Welcome to The WonkLine, a daily 10 a.m. roundup of the latest news about health care, the economy, national security and climate policy. This is what we’re reading. Tell us what you found in the comments section below, and subscribe to the RSS feed. Also, you can now follow The Wonk Room on Twitter.
A day after conducting its second nuclear test, and hours after the UN Security Council unanimously condemned the test, North Korea fired two short-range missiles off an east-coast base, South Korea’s Yonhap news agency reported.
Hundreds of thousands of civilians remain trapped in Pakistan’s Swat Valley region amid fighting between the government and Taliban insurgents. “The offensive has sparked an exodus of 2.3 million people, according to provincial government figures.”
Spencer Ackerman reports that the Obama administration’s placement of a key Pakistani aid initiative under the purview of the Pentagon “has struck some on Capitol Hill — and in the State Department — as retrenchment on a core Obama administration priority: its pledge to rebalance a foreign-policy apparatus it sees as overly militarized.”
Rep. Barney Frank (D-MA) has introduced legislation that “would allow the Treasury Department to license and regulate online gambling companies that serve American customers.” Frans said that “online gambling should be legal as a matter of personal liberty, calling it an activity the government should neither encourage nor prohibit.”
As the Treasury Department prepares to “unveil its plan for revamping the patchwork of agencies that oversee the financial industry,” Sen. Chuck Schumer (D-NY) has announced that he wants to attach a “shareholder bill of rights” to the package.
President Obama is expected to announce later this week the creation of a cyber security czar who “will have broad authority to develop strategy to protect the nation’s government-run and private computer networks.”
“The number of rigs actively exploring for oil and natural gas in the United States fell by 18 this week to 900, down more than half from a year ago,” even as House Natural Resources chair Nick Rahall (D-WV) called for legislation that “promotes domestic energy production on the outer continental shelf and federal lands.”

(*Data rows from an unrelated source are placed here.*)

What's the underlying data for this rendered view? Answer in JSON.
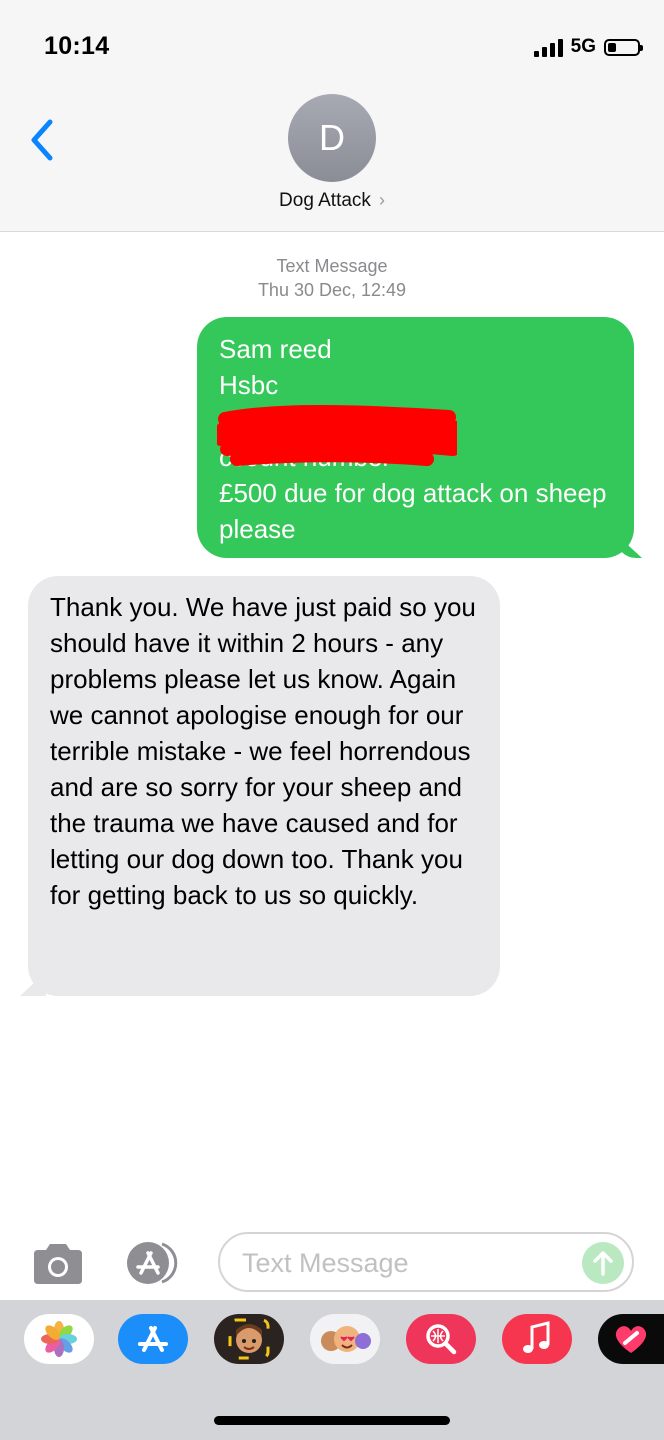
{
  "status_bar": {
    "time": "10:14",
    "network": "5G"
  },
  "header": {
    "avatar_initial": "D",
    "contact_name": "Dog Attack",
    "chevron": "›"
  },
  "conversation": {
    "service_label": "Text Message",
    "timestamp": "Thu 30 Dec, 12:49",
    "messages": [
      {
        "direction": "sent",
        "text": "Sam reed\nHsbc\n          sort code\n          ccount number\n£500 due for dog attack on sheep please",
        "redaction_color": "#ff0000"
      },
      {
        "direction": "received",
        "text": "Thank you. We have just paid so you should have it within 2 hours - any problems please let us know. Again we cannot apologise enough for our terrible mistake - we feel horrendous and are so sorry for your sheep and the trauma we have caused and for letting our dog down too. Thank you for getting back to us so quickly."
      }
    ]
  },
  "compose": {
    "placeholder": "Text Message"
  },
  "app_drawer": {
    "apps": [
      "photos-icon",
      "app-store-icon",
      "memoji-camera-icon",
      "memoji-stickers-icon",
      "web-search-icon",
      "music-icon",
      "digital-touch-icon"
    ]
  },
  "colors": {
    "sent_bubble": "#34c759",
    "received_bubble": "#e9e9eb",
    "accent": "#0a84ff"
  }
}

“We are jumping as high as the political system will tolerate,” said Todd Stern, the US Special Envoy for Climate Change about the Obama administration’s climate goals, saying “the U.S. level of effort is probably equal, or superior, to that of Europe.”
Thomas Kuhn, president of the Edison Electric Institute, a major utility lobbying group, about Waxman-Markey: “We have expressed our concerns about the size of the target, particularly the near-term targets.”
Karen Davis on the health industry’s pledge to control costs: “As the Congressional reform bills are shaped this summer, it will be important to remember that voluntary efforts have failed in the past…policymakers should consider incorporating expenditure targets in a public health insurance plan that is part of health reform and in Medicare.”
An increasing number of Democratic lawmakers are considering taxing employer-sponsored health care benefits to fund health care reform. An unnamed Ways and Means member said, “Everyone hates it. But where else do you go?”
Sen. Max Baucus (D-MT) has indicated that passing reform “supersedes his desire for bipartisanship.” “I want a bipartisan bill, because it’s more sustainable… But I don’t know. Crunch time is coming up here pretty soon,” Baucus said.